● Required work:
Print the entries below in their entirety, exactly as they are written.

● App and web page records:
>>>

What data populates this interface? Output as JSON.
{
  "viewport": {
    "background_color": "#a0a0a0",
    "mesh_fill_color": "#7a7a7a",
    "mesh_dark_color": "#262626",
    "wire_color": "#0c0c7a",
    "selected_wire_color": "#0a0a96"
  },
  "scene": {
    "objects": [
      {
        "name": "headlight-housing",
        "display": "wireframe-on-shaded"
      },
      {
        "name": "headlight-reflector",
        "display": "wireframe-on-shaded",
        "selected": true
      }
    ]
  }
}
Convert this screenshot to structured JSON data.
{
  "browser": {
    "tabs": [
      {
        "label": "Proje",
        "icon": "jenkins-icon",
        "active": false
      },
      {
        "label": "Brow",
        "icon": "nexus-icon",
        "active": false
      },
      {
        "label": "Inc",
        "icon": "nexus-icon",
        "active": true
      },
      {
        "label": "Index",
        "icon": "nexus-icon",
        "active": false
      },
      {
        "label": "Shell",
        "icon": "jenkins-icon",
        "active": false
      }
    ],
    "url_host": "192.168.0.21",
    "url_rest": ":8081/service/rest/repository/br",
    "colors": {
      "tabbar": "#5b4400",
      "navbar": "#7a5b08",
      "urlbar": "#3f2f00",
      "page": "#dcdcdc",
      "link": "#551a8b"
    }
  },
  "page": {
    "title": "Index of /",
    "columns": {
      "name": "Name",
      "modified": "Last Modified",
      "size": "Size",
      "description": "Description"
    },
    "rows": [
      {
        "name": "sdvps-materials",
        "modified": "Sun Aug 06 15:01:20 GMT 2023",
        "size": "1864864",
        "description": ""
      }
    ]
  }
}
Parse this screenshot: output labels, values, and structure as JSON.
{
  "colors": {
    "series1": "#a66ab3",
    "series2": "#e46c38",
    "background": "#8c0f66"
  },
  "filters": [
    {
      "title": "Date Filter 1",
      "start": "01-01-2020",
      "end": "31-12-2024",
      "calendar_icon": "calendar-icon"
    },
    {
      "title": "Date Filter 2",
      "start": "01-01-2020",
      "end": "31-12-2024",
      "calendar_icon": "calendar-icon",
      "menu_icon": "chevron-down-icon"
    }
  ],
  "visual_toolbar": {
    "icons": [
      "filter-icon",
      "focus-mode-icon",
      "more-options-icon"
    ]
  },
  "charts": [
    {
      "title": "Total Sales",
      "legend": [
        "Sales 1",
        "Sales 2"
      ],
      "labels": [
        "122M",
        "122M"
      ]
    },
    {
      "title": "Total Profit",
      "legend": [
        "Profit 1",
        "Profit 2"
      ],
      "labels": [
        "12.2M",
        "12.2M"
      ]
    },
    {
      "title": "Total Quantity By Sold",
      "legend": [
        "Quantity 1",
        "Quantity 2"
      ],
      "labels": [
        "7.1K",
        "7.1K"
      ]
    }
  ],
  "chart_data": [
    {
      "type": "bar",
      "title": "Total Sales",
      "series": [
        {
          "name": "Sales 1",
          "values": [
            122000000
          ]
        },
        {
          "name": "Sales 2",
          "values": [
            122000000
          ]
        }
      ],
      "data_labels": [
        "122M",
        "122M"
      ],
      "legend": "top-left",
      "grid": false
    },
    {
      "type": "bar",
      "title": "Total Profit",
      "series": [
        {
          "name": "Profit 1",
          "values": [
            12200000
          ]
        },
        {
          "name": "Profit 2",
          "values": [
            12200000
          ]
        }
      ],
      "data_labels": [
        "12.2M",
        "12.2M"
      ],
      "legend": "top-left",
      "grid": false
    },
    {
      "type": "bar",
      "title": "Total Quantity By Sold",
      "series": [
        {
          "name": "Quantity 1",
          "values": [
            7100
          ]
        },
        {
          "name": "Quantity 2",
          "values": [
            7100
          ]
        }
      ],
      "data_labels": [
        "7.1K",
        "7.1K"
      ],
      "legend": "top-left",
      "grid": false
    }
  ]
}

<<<

● Solution to this task:
What data populates this interface? Output as JSON.
{
  "viewport": {
    "background_color": "#a0a0a0",
    "mesh_fill_color": "#7a7a7a",
    "mesh_dark_color": "#262626",
    "wire_color": "#0c0c7a",
    "selected_wire_color": "#0a0a96"
  },
  "scene": {
    "objects": [
      {
        "name": "headlight-housing",
        "display": "wireframe-on-shaded"
      },
      {
        "name": "headlight-reflector",
        "display": "wireframe-on-shaded",
        "selected": true
      }
    ]
  }
}
Convert this screenshot to structured JSON data.
{
  "browser": {
    "tabs": [
      {
        "label": "Proje",
        "icon": "jenkins-icon",
        "active": false
      },
      {
        "label": "Brow",
        "icon": "nexus-icon",
        "active": false
      },
      {
        "label": "Inc",
        "icon": "nexus-icon",
        "active": true
      },
      {
        "label": "Index",
        "icon": "nexus-icon",
        "active": false
      },
      {
        "label": "Shell",
        "icon": "jenkins-icon",
        "active": false
      }
    ],
    "url_host": "192.168.0.21",
    "url_rest": ":8081/service/rest/repository/br",
    "colors": {
      "tabbar": "#5b4400",
      "navbar": "#7a5b08",
      "urlbar": "#3f2f00",
      "page": "#dcdcdc",
      "link": "#551a8b"
    }
  },
  "page": {
    "title": "Index of /",
    "columns": {
      "name": "Name",
      "modified": "Last Modified",
      "size": "Size",
      "description": "Description"
    },
    "rows": [
      {
        "name": "sdvps-materials",
        "modified": "Sun Aug 06 15:01:20 GMT 2023",
        "size": "1864864",
        "description": ""
      }
    ]
  }
}
Parse this screenshot: output labels, values, and structure as JSON.
{
  "colors": {
    "series1": "#a66ab3",
    "series2": "#e46c38",
    "background": "#8c0f66"
  },
  "filters": [
    {
      "title": "Date Filter 1",
      "start": "01-01-2020",
      "end": "31-12-2024",
      "calendar_icon": "calendar-icon"
    },
    {
      "title": "Date Filter 2",
      "start": "01-01-2020",
      "end": "31-12-2024",
      "calendar_icon": "calendar-icon",
      "menu_icon": "chevron-down-icon"
    }
  ],
  "visual_toolbar": {
    "icons": [
      "filter-icon",
      "focus-mode-icon",
      "more-options-icon"
    ]
  },
  "charts": [
    {
      "title": "Total Sales",
      "legend": [
        "Sales 1",
        "Sales 2"
      ],
      "labels": [
        "122M",
        "122M"
      ]
    },
    {
      "title": "Total Profit",
      "legend": [
        "Profit 1",
        "Profit 2"
      ],
      "labels": [
        "12.2M",
        "12.2M"
      ]
    },
    {
      "title": "Total Quantity By Sold",
      "legend": [
        "Quantity 1",
        "Quantity 2"
      ],
      "labels": [
        "7.1K",
        "7.1K"
      ]
    }
  ],
  "chart_data": [
    {
      "type": "bar",
      "title": "Total Sales",
      "series": [
        {
          "name": "Sales 1",
          "values": [
            122000000
          ]
        },
        {
          "name": "Sales 2",
          "values": [
            122000000
          ]
        }
      ],
      "data_labels": [
        "122M",
        "122M"
      ],
      "legend": "top-left",
      "grid": false
    },
    {
      "type": "bar",
      "title": "Total Profit",
      "series": [
        {
          "name": "Profit 1",
          "values": [
            12200000
          ]
        },
        {
          "name": "Profit 2",
          "values": [
            12200000
          ]
        }
      ],
      "data_labels": [
        "12.2M",
        "12.2M"
      ],
      "legend": "top-left",
      "grid": false
    },
    {
      "type": "bar",
      "title": "Total Quantity By Sold",
      "series": [
        {
          "name": "Quantity 1",
          "values": [
            7100
          ]
        },
        {
          "name": "Quantity 2",
          "values": [
            7100
          ]
        }
      ],
      "data_labels": [
        "7.1K",
        "7.1K"
      ],
      "legend": "top-left",
      "grid": false
    }
  ]
}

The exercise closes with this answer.